**WORK ITEM**:
Within the material below, how many lines include "pour"? Answer with the count only.
= Beginning of Section =
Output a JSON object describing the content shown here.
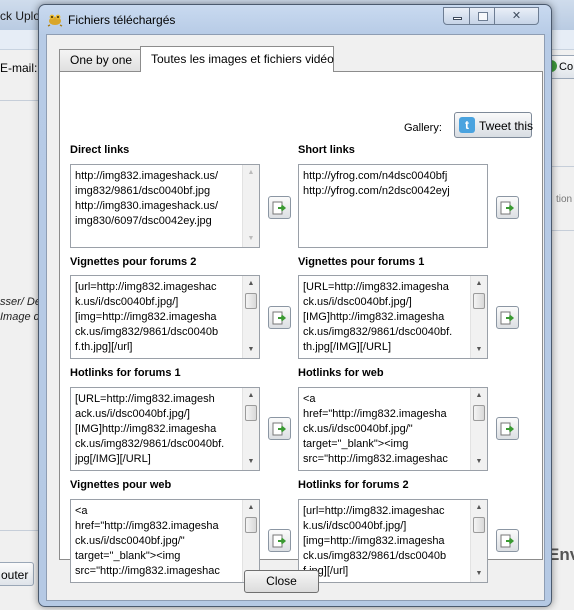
{
  "background": {
    "title_fragment": "ck Uplo",
    "email_label": "E-mail:",
    "right_button_label": "Co",
    "right_text_fragment": "tion d",
    "italic_line1": "sser/ De",
    "italic_line2": "Image d",
    "bottom_button_label": "outer",
    "env_fragment": "Env"
  },
  "dialog": {
    "title": "Fichiers téléchargés",
    "tabs": [
      {
        "label": "One by one",
        "selected": false
      },
      {
        "label": "Toutes les images et fichiers vidéo",
        "selected": true
      }
    ],
    "gallery_label": "Gallery:",
    "tweet_label": "Tweet this",
    "close_label": "Close",
    "sections": [
      {
        "label": "Direct links",
        "text": "http://img832.imageshack.us/\nimg832/9861/dsc0040bf.jpg\nhttp://img830.imageshack.us/\nimg830/6097/dsc0042ey.jpg"
      },
      {
        "label": "Short links",
        "text": "http://yfrog.com/n4dsc0040bfj\nhttp://yfrog.com/n2dsc0042eyj"
      },
      {
        "label": "Vignettes pour forums 2",
        "text": "[url=http://img832.imageshac\nk.us/i/dsc0040bf.jpg/]\n[img=http://img832.imagesha\nck.us/img832/9861/dsc0040b\nf.th.jpg][/url]"
      },
      {
        "label": "Vignettes pour forums 1",
        "text": "[URL=http://img832.imagesha\nck.us/i/dsc0040bf.jpg/]\n[IMG]http://img832.imagesha\nck.us/img832/9861/dsc0040bf.\nth.jpg[/IMG][/URL]"
      },
      {
        "label": "Hotlinks for forums 1",
        "text": "[URL=http://img832.imagesh\nack.us/i/dsc0040bf.jpg/]\n[IMG]http://img832.imagesha\nck.us/img832/9861/dsc0040bf.\njpg[/IMG][/URL]"
      },
      {
        "label": "Hotlinks for web",
        "text": "<a\nhref=\"http://img832.imagesha\nck.us/i/dsc0040bf.jpg/\"\ntarget=\"_blank\"><img\nsrc=\"http://img832.imageshac"
      },
      {
        "label": "Vignettes pour web",
        "text": "<a\nhref=\"http://img832.imagesha\nck.us/i/dsc0040bf.jpg/\"\ntarget=\"_blank\"><img\nsrc=\"http://img832.imageshac"
      },
      {
        "label": "Hotlinks for forums 2",
        "text": "[url=http://img832.imageshac\nk.us/i/dsc0040bf.jpg/]\n[img=http://img832.imagesha\nck.us/img832/9861/dsc0040b\nf.jpg][/url]"
      }
    ]
  },
  "colors": {
    "dialog_frame": "#b7cbe6",
    "client_bg": "#f0f0f0",
    "twitter_blue": "#4aa3df",
    "copy_arrow_green": "#3a9a32"
  },
  "icons": {
    "app": "frog-icon",
    "tweet": "twitter-bird-icon",
    "copy": "copy-to-clipboard-icon"
  }
}
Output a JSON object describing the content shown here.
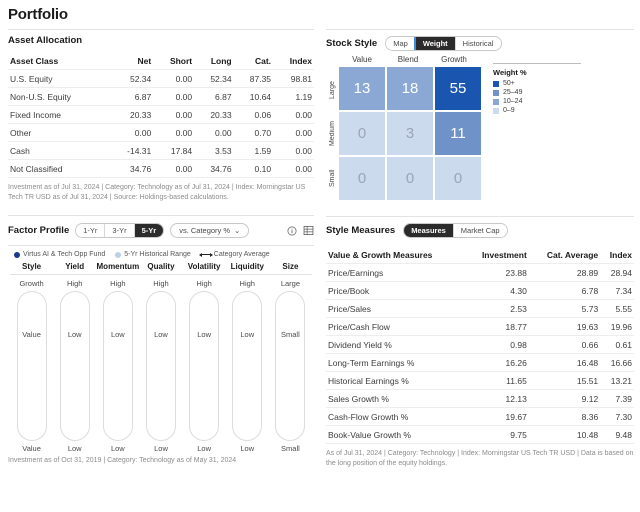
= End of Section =
**TASK RESULT**:
3